§ **WORK INSTRUCTION**: Repeat the records verbatim and leave the pictures out of your copy.
Start of INPUT
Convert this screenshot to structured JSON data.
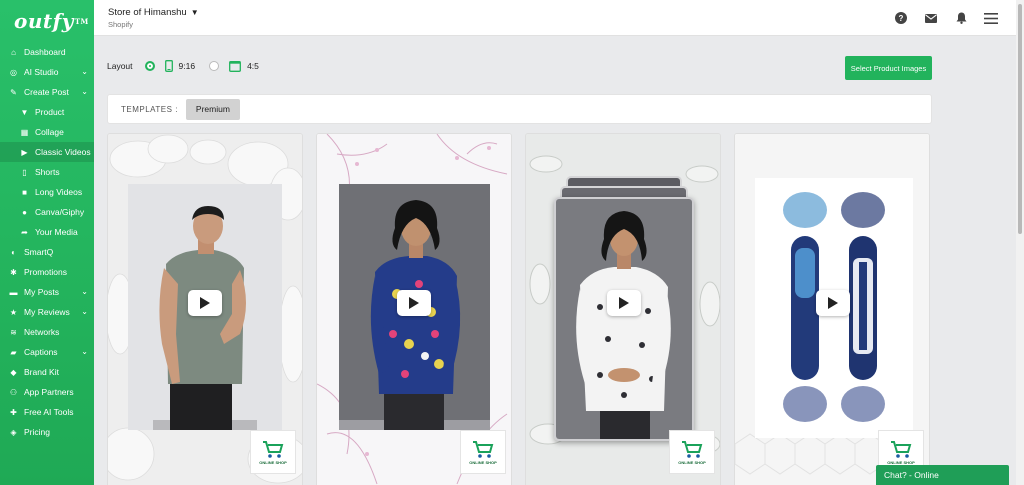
{
  "brand": {
    "logo_text": "outfy",
    "logo_tm": "TM"
  },
  "sidebar": {
    "items": [
      {
        "label": "Dashboard",
        "icon": "dashboard-icon"
      },
      {
        "label": "AI Studio",
        "icon": "ai-icon",
        "has_chevron": true
      },
      {
        "label": "Create Post",
        "icon": "pencil-icon",
        "has_chevron": true
      },
      {
        "label": "Product",
        "icon": "shirt-icon",
        "sub": true
      },
      {
        "label": "Collage",
        "icon": "grid-icon",
        "sub": true
      },
      {
        "label": "Classic Videos",
        "icon": "play-icon",
        "sub": true,
        "active": true
      },
      {
        "label": "Shorts",
        "icon": "phone-icon",
        "sub": true
      },
      {
        "label": "Long Videos",
        "icon": "video-icon",
        "sub": true
      },
      {
        "label": "Canva/Giphy",
        "icon": "canva-icon",
        "sub": true
      },
      {
        "label": "Your Media",
        "icon": "share-icon",
        "sub": true
      },
      {
        "label": "SmartQ",
        "icon": "smartq-icon"
      },
      {
        "label": "Promotions",
        "icon": "gear-icon"
      },
      {
        "label": "My Posts",
        "icon": "folder-icon",
        "has_chevron": true
      },
      {
        "label": "My Reviews",
        "icon": "star-icon",
        "has_chevron": true
      },
      {
        "label": "Networks",
        "icon": "wifi-icon"
      },
      {
        "label": "Captions",
        "icon": "caption-icon",
        "has_chevron": true
      },
      {
        "label": "Brand Kit",
        "icon": "shield-icon"
      },
      {
        "label": "App Partners",
        "icon": "users-icon"
      },
      {
        "label": "Free AI Tools",
        "icon": "tools-icon"
      },
      {
        "label": "Pricing",
        "icon": "tag-icon"
      }
    ]
  },
  "header": {
    "store_name": "Store of Himanshu",
    "platform": "Shopify",
    "icons": [
      "help-icon",
      "mail-icon",
      "bell-icon",
      "menu-icon"
    ]
  },
  "layout": {
    "label": "Layout",
    "options": [
      {
        "label": "9:16",
        "selected": true
      },
      {
        "label": "4:5",
        "selected": false
      }
    ]
  },
  "select_button": "Select Product Images",
  "templates": {
    "label": "TEMPLATES :",
    "active": "Premium"
  },
  "cards": [
    {
      "name": "card-grey-tshirt",
      "background": "white-flowers",
      "shirt": "#7e8a80"
    },
    {
      "name": "card-skull-shirt",
      "background": "pink-branches",
      "shirt": "#243c8a"
    },
    {
      "name": "card-white-print-shirt",
      "background": "white-leaves",
      "shirt": "#f4f4f4"
    },
    {
      "name": "card-snowboard",
      "background": "white-hexagons",
      "shirt": "#2a3f8f"
    }
  ],
  "badge_text": "ONLINE SHOP",
  "chat": {
    "label": "Chat? - Online"
  },
  "colors": {
    "primary": "#22b35c",
    "sidebar": "#26b862",
    "chat": "#1f9e57"
  }
}
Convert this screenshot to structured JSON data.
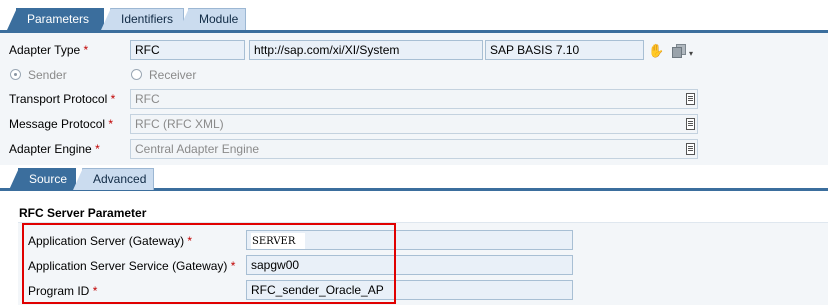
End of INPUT
§ **WRITTEN ANSWER**:
Convert this screenshot to structured JSON data.
{
  "brand": {
    "logo_text": "outfy",
    "logo_tm": "TM"
  },
  "sidebar": {
    "items": [
      {
        "label": "Dashboard",
        "icon": "dashboard-icon"
      },
      {
        "label": "AI Studio",
        "icon": "ai-icon",
        "has_chevron": true
      },
      {
        "label": "Create Post",
        "icon": "pencil-icon",
        "has_chevron": true
      },
      {
        "label": "Product",
        "icon": "shirt-icon",
        "sub": true
      },
      {
        "label": "Collage",
        "icon": "grid-icon",
        "sub": true
      },
      {
        "label": "Classic Videos",
        "icon": "play-icon",
        "sub": true,
        "active": true
      },
      {
        "label": "Shorts",
        "icon": "phone-icon",
        "sub": true
      },
      {
        "label": "Long Videos",
        "icon": "video-icon",
        "sub": true
      },
      {
        "label": "Canva/Giphy",
        "icon": "canva-icon",
        "sub": true
      },
      {
        "label": "Your Media",
        "icon": "share-icon",
        "sub": true
      },
      {
        "label": "SmartQ",
        "icon": "smartq-icon"
      },
      {
        "label": "Promotions",
        "icon": "gear-icon"
      },
      {
        "label": "My Posts",
        "icon": "folder-icon",
        "has_chevron": true
      },
      {
        "label": "My Reviews",
        "icon": "star-icon",
        "has_chevron": true
      },
      {
        "label": "Networks",
        "icon": "wifi-icon"
      },
      {
        "label": "Captions",
        "icon": "caption-icon",
        "has_chevron": true
      },
      {
        "label": "Brand Kit",
        "icon": "shield-icon"
      },
      {
        "label": "App Partners",
        "icon": "users-icon"
      },
      {
        "label": "Free AI Tools",
        "icon": "tools-icon"
      },
      {
        "label": "Pricing",
        "icon": "tag-icon"
      }
    ]
  },
  "header": {
    "store_name": "Store of Himanshu",
    "platform": "Shopify",
    "icons": [
      "help-icon",
      "mail-icon",
      "bell-icon",
      "menu-icon"
    ]
  },
  "layout": {
    "label": "Layout",
    "options": [
      {
        "label": "9:16",
        "selected": true
      },
      {
        "label": "4:5",
        "selected": false
      }
    ]
  },
  "select_button": "Select Product Images",
  "templates": {
    "label": "TEMPLATES :",
    "active": "Premium"
  },
  "cards": [
    {
      "name": "card-grey-tshirt",
      "background": "white-flowers",
      "shirt": "#7e8a80"
    },
    {
      "name": "card-skull-shirt",
      "background": "pink-branches",
      "shirt": "#243c8a"
    },
    {
      "name": "card-white-print-shirt",
      "background": "white-leaves",
      "shirt": "#f4f4f4"
    },
    {
      "name": "card-snowboard",
      "background": "white-hexagons",
      "shirt": "#2a3f8f"
    }
  ],
  "badge_text": "ONLINE SHOP",
  "chat": {
    "label": "Chat? - Online"
  },
  "colors": {
    "primary": "#22b35c",
    "sidebar": "#26b862",
    "chat": "#1f9e57"
  }
}
Convert this screenshot to structured JSON data.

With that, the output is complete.